--- Exercise prompt ---
Without any of the pictures, print every record below exactly.

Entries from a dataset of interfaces
*** Block opens ***

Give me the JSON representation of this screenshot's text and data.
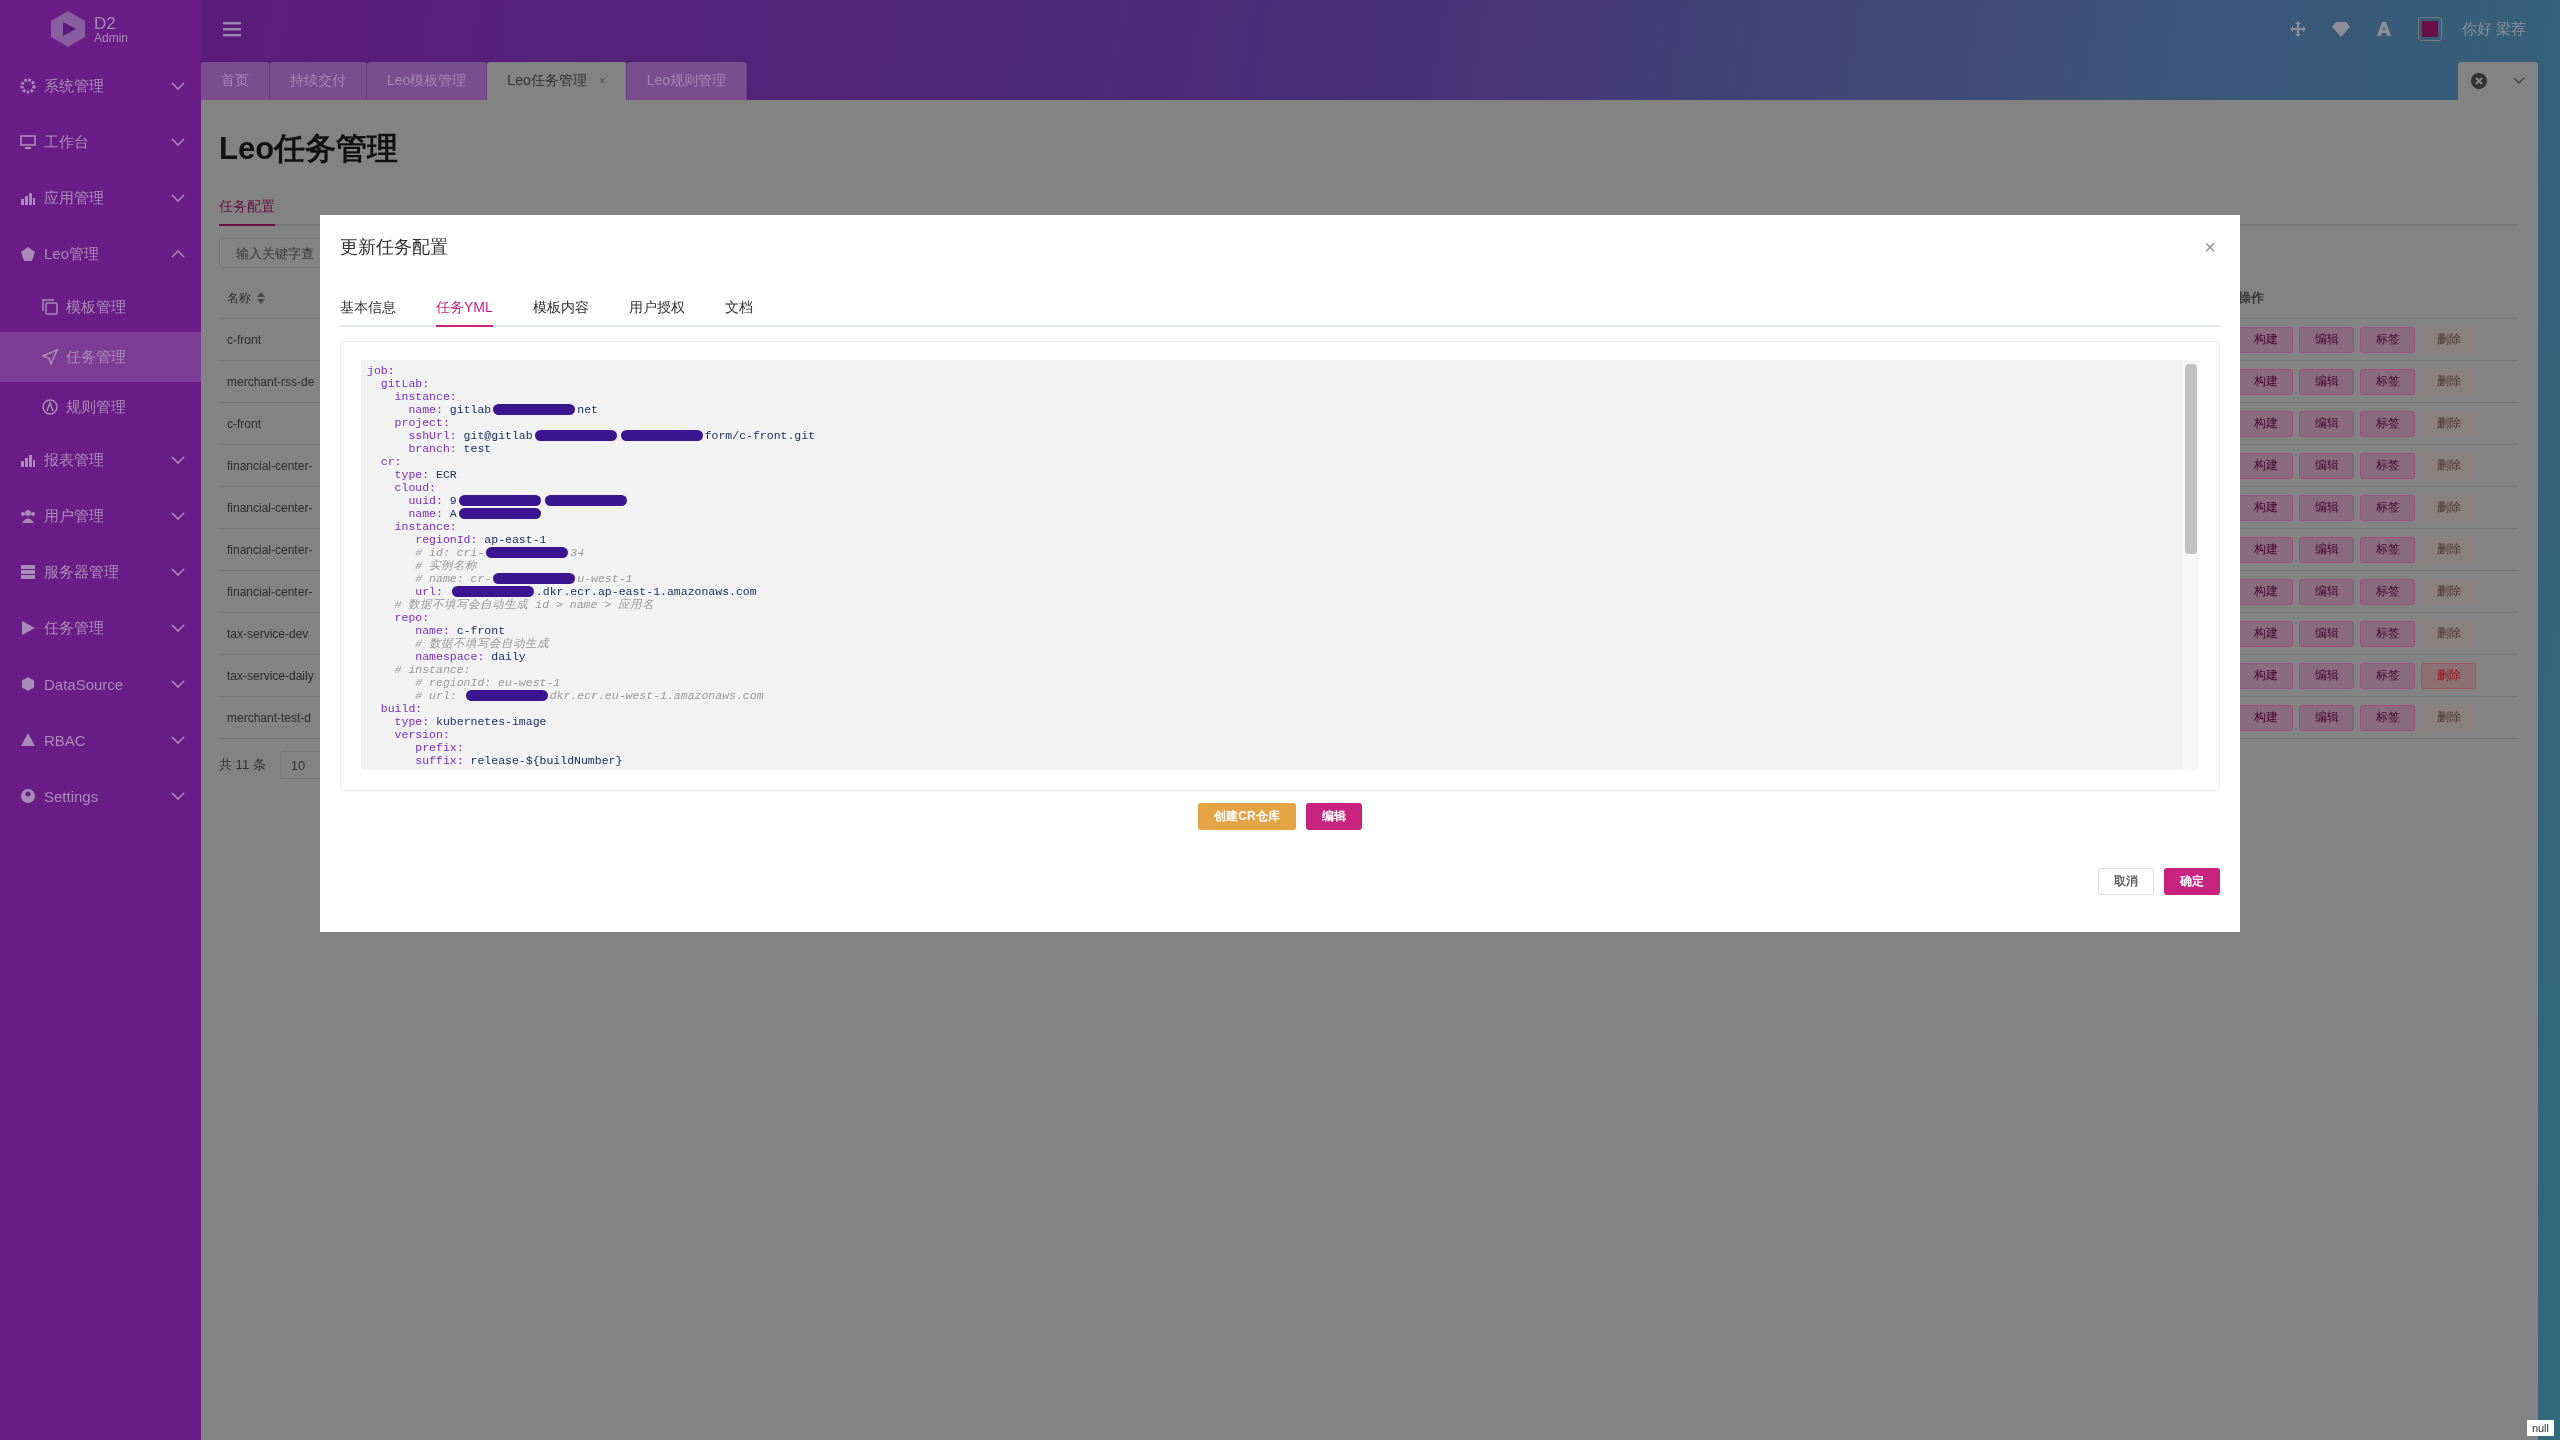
{
  "header": {
    "logo_title": "D2",
    "logo_subtitle": "Admin",
    "greeting": "你好 梁荐"
  },
  "sidebar": {
    "items": [
      {
        "label": "系统管理",
        "expanded": false
      },
      {
        "label": "工作台",
        "expanded": false
      },
      {
        "label": "应用管理",
        "expanded": false
      },
      {
        "label": "Leo管理",
        "expanded": true,
        "children": [
          {
            "label": "模板管理",
            "selected": false
          },
          {
            "label": "任务管理",
            "selected": true
          },
          {
            "label": "规则管理",
            "selected": false
          }
        ]
      },
      {
        "label": "报表管理",
        "expanded": false
      },
      {
        "label": "用户管理",
        "expanded": false
      },
      {
        "label": "服务器管理",
        "expanded": false
      },
      {
        "label": "任务管理",
        "expanded": false
      },
      {
        "label": "DataSource",
        "expanded": false
      },
      {
        "label": "RBAC",
        "expanded": false
      },
      {
        "label": "Settings",
        "expanded": false
      }
    ]
  },
  "page_tabs": [
    {
      "label": "首页",
      "selected": false
    },
    {
      "label": "持续交付",
      "selected": false
    },
    {
      "label": "Leo模板管理",
      "selected": false
    },
    {
      "label": "Leo任务管理",
      "selected": true,
      "close": "×"
    },
    {
      "label": "Leo规则管理",
      "selected": false
    }
  ],
  "page": {
    "title": "Leo任务管理",
    "subtabs": [
      {
        "label": "任务配置",
        "selected": true
      }
    ],
    "search": {
      "placeholder": "输入关键字查"
    },
    "name_column": "名称",
    "action_column": "操作",
    "rows": [
      {
        "name": "c-front",
        "actions": [
          "构建",
          "编辑",
          "标签",
          "删除"
        ],
        "delete_disabled": true
      },
      {
        "name": "merchant-rss-de",
        "actions": [
          "构建",
          "编辑",
          "标签",
          "删除"
        ],
        "delete_disabled": true
      },
      {
        "name": "c-front",
        "actions": [
          "构建",
          "编辑",
          "标签",
          "删除"
        ],
        "delete_disabled": true
      },
      {
        "name": "financial-center-",
        "actions": [
          "构建",
          "编辑",
          "标签",
          "删除"
        ],
        "delete_disabled": true
      },
      {
        "name": "financial-center-",
        "actions": [
          "构建",
          "编辑",
          "标签",
          "删除"
        ],
        "delete_disabled": true
      },
      {
        "name": "financial-center-",
        "actions": [
          "构建",
          "编辑",
          "标签",
          "删除"
        ],
        "delete_disabled": true
      },
      {
        "name": "financial-center-",
        "actions": [
          "构建",
          "编辑",
          "标签",
          "删除"
        ],
        "delete_disabled": true
      },
      {
        "name": "tax-service-dev",
        "actions": [
          "构建",
          "编辑",
          "标签",
          "删除"
        ],
        "delete_disabled": true
      },
      {
        "name": "tax-service-daily",
        "actions": [
          "构建",
          "编辑",
          "标签",
          "删除"
        ],
        "delete_disabled": false
      },
      {
        "name": "merchant-test-d",
        "actions": [
          "构建",
          "编辑",
          "标签",
          "删除"
        ],
        "delete_disabled": true
      }
    ],
    "total": "共 11 条",
    "page_size": "10"
  },
  "modal": {
    "title": "更新任务配置",
    "close": "×",
    "tabs": [
      {
        "label": "基本信息",
        "selected": false
      },
      {
        "label": "任务YML",
        "selected": true
      },
      {
        "label": "模板内容",
        "selected": false
      },
      {
        "label": "用户授权",
        "selected": false
      },
      {
        "label": "文档",
        "selected": false
      }
    ],
    "code": [
      [
        {
          "kind": "key",
          "text": "job:"
        }
      ],
      [
        {
          "kind": "key",
          "text": "  gitLab:"
        }
      ],
      [
        {
          "kind": "key",
          "text": "    instance:"
        }
      ],
      [
        {
          "kind": "key",
          "text": "      name:"
        },
        {
          "kind": "value",
          "text": " gitlab"
        },
        {
          "kind": "redacted"
        },
        {
          "kind": "value",
          "text": "net"
        }
      ],
      [
        {
          "kind": "key",
          "text": "    project:"
        }
      ],
      [
        {
          "kind": "key",
          "text": "      sshUrl:"
        },
        {
          "kind": "value",
          "text": " git@gitlab"
        },
        {
          "kind": "redacted"
        },
        {
          "kind": "redacted"
        },
        {
          "kind": "value",
          "text": "form/c-front.git"
        }
      ],
      [
        {
          "kind": "key",
          "text": "      branch:"
        },
        {
          "kind": "value",
          "text": " test"
        }
      ],
      [
        {
          "kind": "key",
          "text": "  cr:"
        }
      ],
      [
        {
          "kind": "key",
          "text": "    type:"
        },
        {
          "kind": "value",
          "text": " ECR"
        }
      ],
      [
        {
          "kind": "key",
          "text": "    cloud:"
        }
      ],
      [
        {
          "kind": "key",
          "text": "      uuid:"
        },
        {
          "kind": "value",
          "text": " 9"
        },
        {
          "kind": "redacted"
        },
        {
          "kind": "redacted"
        }
      ],
      [
        {
          "kind": "key",
          "text": "      name:"
        },
        {
          "kind": "value",
          "text": " A"
        },
        {
          "kind": "redacted"
        }
      ],
      [
        {
          "kind": "key",
          "text": "    instance:"
        }
      ],
      [
        {
          "kind": "key",
          "text": "       regionId:"
        },
        {
          "kind": "value",
          "text": " ap-east-1"
        }
      ],
      [
        {
          "kind": "comment",
          "text": "       # id: cri-"
        },
        {
          "kind": "redacted"
        },
        {
          "kind": "comment",
          "text": "34"
        }
      ],
      [
        {
          "kind": "comment",
          "text": "       # 实例名称"
        }
      ],
      [
        {
          "kind": "comment",
          "text": "       # name: cr-"
        },
        {
          "kind": "redacted"
        },
        {
          "kind": "comment",
          "text": "u-west-1"
        }
      ],
      [
        {
          "kind": "key",
          "text": "       url: "
        },
        {
          "kind": "redacted"
        },
        {
          "kind": "value",
          "text": ".dkr.ecr.ap-east-1.amazonaws.com"
        }
      ],
      [
        {
          "kind": "comment",
          "text": "    # 数据不填写会自动生成 id > name > 应用名"
        }
      ],
      [
        {
          "kind": "key",
          "text": "    repo:"
        }
      ],
      [
        {
          "kind": "key",
          "text": "       name:"
        },
        {
          "kind": "value",
          "text": " c-front"
        }
      ],
      [
        {
          "kind": "comment",
          "text": "       # 数据不填写会自动生成"
        }
      ],
      [
        {
          "kind": "key",
          "text": "       namespace:"
        },
        {
          "kind": "value",
          "text": " daily"
        }
      ],
      [
        {
          "kind": "comment",
          "text": "    # instance:"
        }
      ],
      [
        {
          "kind": "comment",
          "text": "       # regionId: eu-west-1"
        }
      ],
      [
        {
          "kind": "comment",
          "text": "       # url: "
        },
        {
          "kind": "redacted"
        },
        {
          "kind": "comment",
          "text": "dkr.ecr.eu-west-1.amazonaws.com"
        }
      ],
      [
        {
          "kind": "key",
          "text": "  build:"
        }
      ],
      [
        {
          "kind": "key",
          "text": "    type:"
        },
        {
          "kind": "value",
          "text": " kubernetes-image"
        }
      ],
      [
        {
          "kind": "key",
          "text": "    version:"
        }
      ],
      [
        {
          "kind": "key",
          "text": "       prefix:"
        }
      ],
      [
        {
          "kind": "key",
          "text": "       suffix:"
        },
        {
          "kind": "value",
          "text": " release-${buildNumber}"
        }
      ]
    ],
    "buttons": [
      {
        "label": "创建CR仓库",
        "kind": "warning"
      },
      {
        "label": "编辑",
        "kind": "primary"
      }
    ],
    "footer": [
      {
        "label": "取消",
        "kind": "default"
      },
      {
        "label": "确定",
        "kind": "primary"
      }
    ]
  },
  "corner_tag": "null"
}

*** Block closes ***

--- Exercise output ---
Give me the JSON representation of this screenshot's text and data.
{
  "header": {
    "logo_title": "D2",
    "logo_subtitle": "Admin",
    "greeting": "你好 梁荐"
  },
  "sidebar": {
    "items": [
      {
        "label": "系统管理",
        "expanded": false
      },
      {
        "label": "工作台",
        "expanded": false
      },
      {
        "label": "应用管理",
        "expanded": false
      },
      {
        "label": "Leo管理",
        "expanded": true,
        "children": [
          {
            "label": "模板管理",
            "selected": false
          },
          {
            "label": "任务管理",
            "selected": true
          },
          {
            "label": "规则管理",
            "selected": false
          }
        ]
      },
      {
        "label": "报表管理",
        "expanded": false
      },
      {
        "label": "用户管理",
        "expanded": false
      },
      {
        "label": "服务器管理",
        "expanded": false
      },
      {
        "label": "任务管理",
        "expanded": false
      },
      {
        "label": "DataSource",
        "expanded": false
      },
      {
        "label": "RBAC",
        "expanded": false
      },
      {
        "label": "Settings",
        "expanded": false
      }
    ]
  },
  "page_tabs": [
    {
      "label": "首页",
      "selected": false
    },
    {
      "label": "持续交付",
      "selected": false
    },
    {
      "label": "Leo模板管理",
      "selected": false
    },
    {
      "label": "Leo任务管理",
      "selected": true,
      "close": "×"
    },
    {
      "label": "Leo规则管理",
      "selected": false
    }
  ],
  "page": {
    "title": "Leo任务管理",
    "subtabs": [
      {
        "label": "任务配置",
        "selected": true
      }
    ],
    "search": {
      "placeholder": "输入关键字查"
    },
    "name_column": "名称",
    "action_column": "操作",
    "rows": [
      {
        "name": "c-front",
        "actions": [
          "构建",
          "编辑",
          "标签",
          "删除"
        ],
        "delete_disabled": true
      },
      {
        "name": "merchant-rss-de",
        "actions": [
          "构建",
          "编辑",
          "标签",
          "删除"
        ],
        "delete_disabled": true
      },
      {
        "name": "c-front",
        "actions": [
          "构建",
          "编辑",
          "标签",
          "删除"
        ],
        "delete_disabled": true
      },
      {
        "name": "financial-center-",
        "actions": [
          "构建",
          "编辑",
          "标签",
          "删除"
        ],
        "delete_disabled": true
      },
      {
        "name": "financial-center-",
        "actions": [
          "构建",
          "编辑",
          "标签",
          "删除"
        ],
        "delete_disabled": true
      },
      {
        "name": "financial-center-",
        "actions": [
          "构建",
          "编辑",
          "标签",
          "删除"
        ],
        "delete_disabled": true
      },
      {
        "name": "financial-center-",
        "actions": [
          "构建",
          "编辑",
          "标签",
          "删除"
        ],
        "delete_disabled": true
      },
      {
        "name": "tax-service-dev",
        "actions": [
          "构建",
          "编辑",
          "标签",
          "删除"
        ],
        "delete_disabled": true
      },
      {
        "name": "tax-service-daily",
        "actions": [
          "构建",
          "编辑",
          "标签",
          "删除"
        ],
        "delete_disabled": false
      },
      {
        "name": "merchant-test-d",
        "actions": [
          "构建",
          "编辑",
          "标签",
          "删除"
        ],
        "delete_disabled": true
      }
    ],
    "total": "共 11 条",
    "page_size": "10"
  },
  "modal": {
    "title": "更新任务配置",
    "close": "×",
    "tabs": [
      {
        "label": "基本信息",
        "selected": false
      },
      {
        "label": "任务YML",
        "selected": true
      },
      {
        "label": "模板内容",
        "selected": false
      },
      {
        "label": "用户授权",
        "selected": false
      },
      {
        "label": "文档",
        "selected": false
      }
    ],
    "code": [
      [
        {
          "kind": "key",
          "text": "job:"
        }
      ],
      [
        {
          "kind": "key",
          "text": "  gitLab:"
        }
      ],
      [
        {
          "kind": "key",
          "text": "    instance:"
        }
      ],
      [
        {
          "kind": "key",
          "text": "      name:"
        },
        {
          "kind": "value",
          "text": " gitlab"
        },
        {
          "kind": "redacted"
        },
        {
          "kind": "value",
          "text": "net"
        }
      ],
      [
        {
          "kind": "key",
          "text": "    project:"
        }
      ],
      [
        {
          "kind": "key",
          "text": "      sshUrl:"
        },
        {
          "kind": "value",
          "text": " git@gitlab"
        },
        {
          "kind": "redacted"
        },
        {
          "kind": "redacted"
        },
        {
          "kind": "value",
          "text": "form/c-front.git"
        }
      ],
      [
        {
          "kind": "key",
          "text": "      branch:"
        },
        {
          "kind": "value",
          "text": " test"
        }
      ],
      [
        {
          "kind": "key",
          "text": "  cr:"
        }
      ],
      [
        {
          "kind": "key",
          "text": "    type:"
        },
        {
          "kind": "value",
          "text": " ECR"
        }
      ],
      [
        {
          "kind": "key",
          "text": "    cloud:"
        }
      ],
      [
        {
          "kind": "key",
          "text": "      uuid:"
        },
        {
          "kind": "value",
          "text": " 9"
        },
        {
          "kind": "redacted"
        },
        {
          "kind": "redacted"
        }
      ],
      [
        {
          "kind": "key",
          "text": "      name:"
        },
        {
          "kind": "value",
          "text": " A"
        },
        {
          "kind": "redacted"
        }
      ],
      [
        {
          "kind": "key",
          "text": "    instance:"
        }
      ],
      [
        {
          "kind": "key",
          "text": "       regionId:"
        },
        {
          "kind": "value",
          "text": " ap-east-1"
        }
      ],
      [
        {
          "kind": "comment",
          "text": "       # id: cri-"
        },
        {
          "kind": "redacted"
        },
        {
          "kind": "comment",
          "text": "34"
        }
      ],
      [
        {
          "kind": "comment",
          "text": "       # 实例名称"
        }
      ],
      [
        {
          "kind": "comment",
          "text": "       # name: cr-"
        },
        {
          "kind": "redacted"
        },
        {
          "kind": "comment",
          "text": "u-west-1"
        }
      ],
      [
        {
          "kind": "key",
          "text": "       url: "
        },
        {
          "kind": "redacted"
        },
        {
          "kind": "value",
          "text": ".dkr.ecr.ap-east-1.amazonaws.com"
        }
      ],
      [
        {
          "kind": "comment",
          "text": "    # 数据不填写会自动生成 id > name > 应用名"
        }
      ],
      [
        {
          "kind": "key",
          "text": "    repo:"
        }
      ],
      [
        {
          "kind": "key",
          "text": "       name:"
        },
        {
          "kind": "value",
          "text": " c-front"
        }
      ],
      [
        {
          "kind": "comment",
          "text": "       # 数据不填写会自动生成"
        }
      ],
      [
        {
          "kind": "key",
          "text": "       namespace:"
        },
        {
          "kind": "value",
          "text": " daily"
        }
      ],
      [
        {
          "kind": "comment",
          "text": "    # instance:"
        }
      ],
      [
        {
          "kind": "comment",
          "text": "       # regionId: eu-west-1"
        }
      ],
      [
        {
          "kind": "comment",
          "text": "       # url: "
        },
        {
          "kind": "redacted"
        },
        {
          "kind": "comment",
          "text": "dkr.ecr.eu-west-1.amazonaws.com"
        }
      ],
      [
        {
          "kind": "key",
          "text": "  build:"
        }
      ],
      [
        {
          "kind": "key",
          "text": "    type:"
        },
        {
          "kind": "value",
          "text": " kubernetes-image"
        }
      ],
      [
        {
          "kind": "key",
          "text": "    version:"
        }
      ],
      [
        {
          "kind": "key",
          "text": "       prefix:"
        }
      ],
      [
        {
          "kind": "key",
          "text": "       suffix:"
        },
        {
          "kind": "value",
          "text": " release-${buildNumber}"
        }
      ]
    ],
    "buttons": [
      {
        "label": "创建CR仓库",
        "kind": "warning"
      },
      {
        "label": "编辑",
        "kind": "primary"
      }
    ],
    "footer": [
      {
        "label": "取消",
        "kind": "default"
      },
      {
        "label": "确定",
        "kind": "primary"
      }
    ]
  },
  "corner_tag": "null"
}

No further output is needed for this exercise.